As if that's not enough, the rising price of iron - in part due to insatiable Chinese demand as the Asian giant enjoys a real-estate boom. Indirectly this has made it even more costly to construct new containers. The boom is the result of fast-growing world trade. According to Lloyd’s Register last year saw the rate of growth of global trade in goods ferried by sea increase by 9 per cent. This compares with 5% in 2003 and 3.5% in 2002. During the three years prior to dot-com crash there was only a 6m deadweight tonnes (dwt ) in capacity. By sheer comparison last year this grew by 39m dwt. At the end of 2004 the world cargo fleet, with 889m dwt, was 14% bigger than at the end of 2000. Naturally the explosion in dwt is directly correlated to the increase in orders for new and larger ships. Last year orders surpassed the previous three years slump and reached a record high of 207m dwt of new ships. This translates to around 23% of the current fleet. With all this activity one ponders why did our ship building and repairs facilities not pick up a share of the action. Perhaps it will in the coming months. One cannot but laud the indefatigable attempts by Dr Gonzi’s attempts to restructure the shipyards. This industry was once hailed as the aristocracy of the workers as it combined a large concentration of varied skills in what was once the chief private employer in Malta. Union strength was at fever pitch when annual wage demands were to be negotiated and many times although the yards were haemorrhaging in cash losses government ceded to their demands amid promises of renewed pledges for higher productivity.

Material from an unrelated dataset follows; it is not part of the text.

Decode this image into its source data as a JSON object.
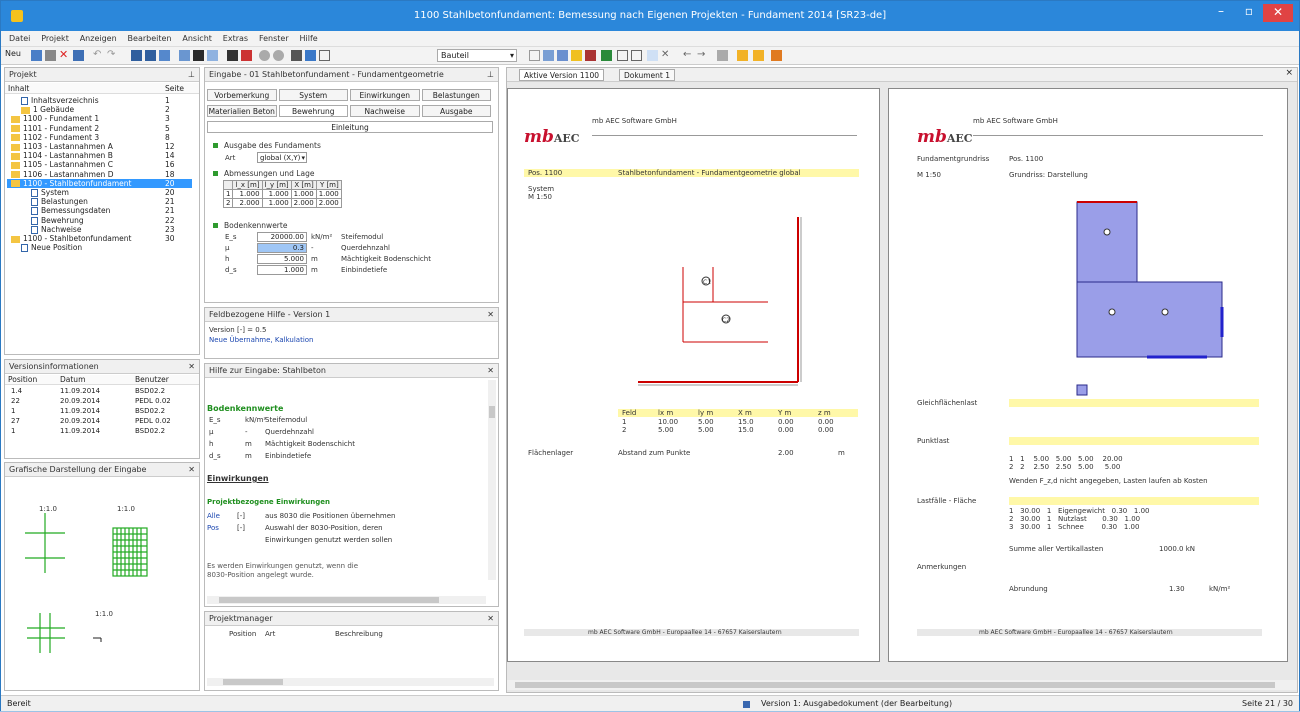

The state-owned Malta Drydocks and Malta Shipbuilding have long been in the news given the politicised component of their workforce and naturally a prime foreign currency earner. During the British colonial period, the dockyard was the cradle of industrialisation in Malta, employing a large proportion of highly skilled workers.
However, during the recent slump in worldwide shipping , it has not been viable and accumulated a debt of Lm 310 million (EUR 713 million).Now that the tide is turning and the world shipping index is at its peak can we look forward to regain some of the losses that the nation subsidised in the past?
Cautious optimism may prevail at the yards given that a zero-based approach is being taken by management and unions to rebuild from scratch the work practices in order to optimise added value.
With a bit of luck and dollops of common sense we may welcome the return of halcyon days at the shipyards riding on the crest of the undulating shipping wave.
The author is a partner in PKFMALTA ,an audit and business advisory firm